Recently, a radical separatist group led by a former Occupy Central activist held a press conference announcing the formation of a “Hong Kong National Party”. The party aims to promote the independence of Hong Kong and the abolishment of the Basic Law.
As stated in the preamble and Article 1 of the Basic Law, “Hong Kong has been part of China’s territory since ancient times” and is “an inalienable part of the People’s Republic of China”. Article 12 of the Basic Law also provides that Hong Kong is a local administrative region of the People’s Republic of China, “which shall enjoy a high degree of autonomy and come directly under the central people’s government”. Therefore, the proposition made by the radical group is undoubtedly contrary to the spirit enshrined in the Basic Law.
While this is not the first time a group has rejected the fundamental values laid out in the Basic Law, the Hong Kong National Party can be considered a radical group at the extreme end of the political spectrum.
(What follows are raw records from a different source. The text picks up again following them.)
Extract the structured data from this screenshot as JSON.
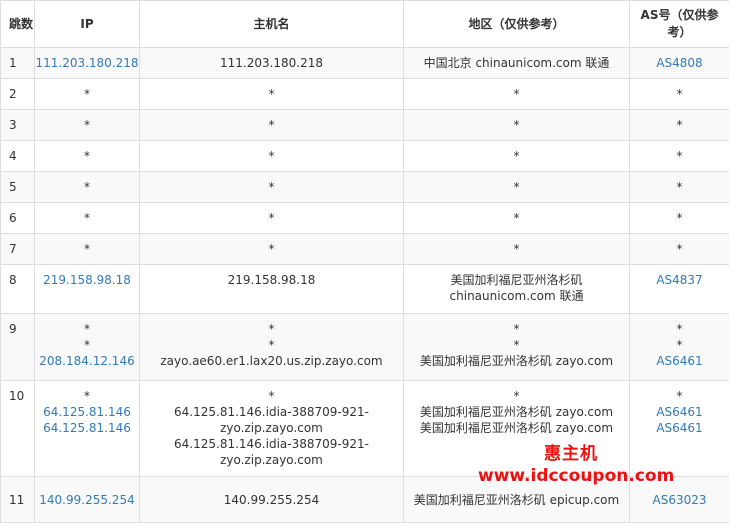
{
  "headers": {
    "hop": "跳数",
    "ip": "IP",
    "host": "主机名",
    "region": "地区（仅供参考）",
    "as": "AS号（仅供参考）"
  },
  "rows": [
    {
      "hop": "1",
      "ip": [
        "111.203.180.218"
      ],
      "host": [
        "111.203.180.218"
      ],
      "region": [
        "中国北京 chinaunicom.com 联通"
      ],
      "as": [
        "AS4808"
      ]
    },
    {
      "hop": "2",
      "ip": [
        "*"
      ],
      "host": [
        "*"
      ],
      "region": [
        "*"
      ],
      "as": [
        "*"
      ]
    },
    {
      "hop": "3",
      "ip": [
        "*"
      ],
      "host": [
        "*"
      ],
      "region": [
        "*"
      ],
      "as": [
        "*"
      ]
    },
    {
      "hop": "4",
      "ip": [
        "*"
      ],
      "host": [
        "*"
      ],
      "region": [
        "*"
      ],
      "as": [
        "*"
      ]
    },
    {
      "hop": "5",
      "ip": [
        "*"
      ],
      "host": [
        "*"
      ],
      "region": [
        "*"
      ],
      "as": [
        "*"
      ]
    },
    {
      "hop": "6",
      "ip": [
        "*"
      ],
      "host": [
        "*"
      ],
      "region": [
        "*"
      ],
      "as": [
        "*"
      ]
    },
    {
      "hop": "7",
      "ip": [
        "*"
      ],
      "host": [
        "*"
      ],
      "region": [
        "*"
      ],
      "as": [
        "*"
      ]
    },
    {
      "hop": "8",
      "ip": [
        "219.158.98.18"
      ],
      "host": [
        "219.158.98.18"
      ],
      "region": [
        "美国加利福尼亚州洛杉矶",
        "chinaunicom.com 联通"
      ],
      "as": [
        "AS4837"
      ]
    },
    {
      "hop": "9",
      "ip": [
        "*",
        "*",
        "208.184.12.146"
      ],
      "host": [
        "*",
        "*",
        "zayo.ae60.er1.lax20.us.zip.zayo.com"
      ],
      "region": [
        "*",
        "*",
        "美国加利福尼亚州洛杉矶 zayo.com"
      ],
      "as": [
        "*",
        "*",
        "AS6461"
      ]
    },
    {
      "hop": "10",
      "ip": [
        "*",
        "64.125.81.146",
        "64.125.81.146"
      ],
      "host": [
        "*",
        "64.125.81.146.idia-388709-921-",
        "zyo.zip.zayo.com",
        "64.125.81.146.idia-388709-921-",
        "zyo.zip.zayo.com"
      ],
      "region": [
        "*",
        "美国加利福尼亚州洛杉矶 zayo.com",
        "美国加利福尼亚州洛杉矶 zayo.com"
      ],
      "as": [
        "*",
        "AS6461",
        "AS6461"
      ]
    },
    {
      "hop": "11",
      "ip": [
        "140.99.255.254"
      ],
      "host": [
        "140.99.255.254"
      ],
      "region": [
        "美国加利福尼亚州洛杉矶 epicup.com"
      ],
      "as": [
        "AS63023"
      ]
    }
  ],
  "watermark": {
    "line1": "惠主机",
    "line2": "www.idccoupon.com"
  },
  "colors": {
    "link": "#337ab7",
    "border": "#dddddd",
    "stripe": "#f9f9f9",
    "watermark": "#ee1111"
  }
}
Not only has it refused to recognise the Basic Law, it has even pledged to use “whatever effective means” available to break away from the central government.
The recent formation of such a radical group has sparked discussions on whether a group of Hong Kong extremists can challenge China’s sovereignty without any serious legal consequences.
Advocates of Hong Kong independence will not find a strong and infallible defence for their actions by relying on their entitlement to the freedom of expression. There is a general misunderstanding within Hong Kong that freedom of expression allows a person to express his or her opinion without any form of restraint.
Freedom of expression is not an absolute right under the laws of Hong Kong. In fact, it is expressly provided under Article 16(3) of the Hong Kong Bill of Rights Ordinance, which incorporated the International Covenant on Civil and Political Rights into Hong Kong local laws, that states that the exercise of the rights to freedom of expression carries with it special duties and responsibilities. Consequently, it may therefore be subject to certain restrictions, provided by law and which are necessary for the protection of national security, public order (ordre public), or public health and morals.
The Hong Kong Court of Final Appeal has also affirmed in the 1999 case of HKSAR versus Ng Kung Siu & Another (the “Flag Burning Case”) that while freedom of expression is a fundamental freedom which lies at the heart of civil society and of Hong Kong’s fundamental social values, it nonetheless is not an absolute right and its exercise might be subject to restrictions.Read more…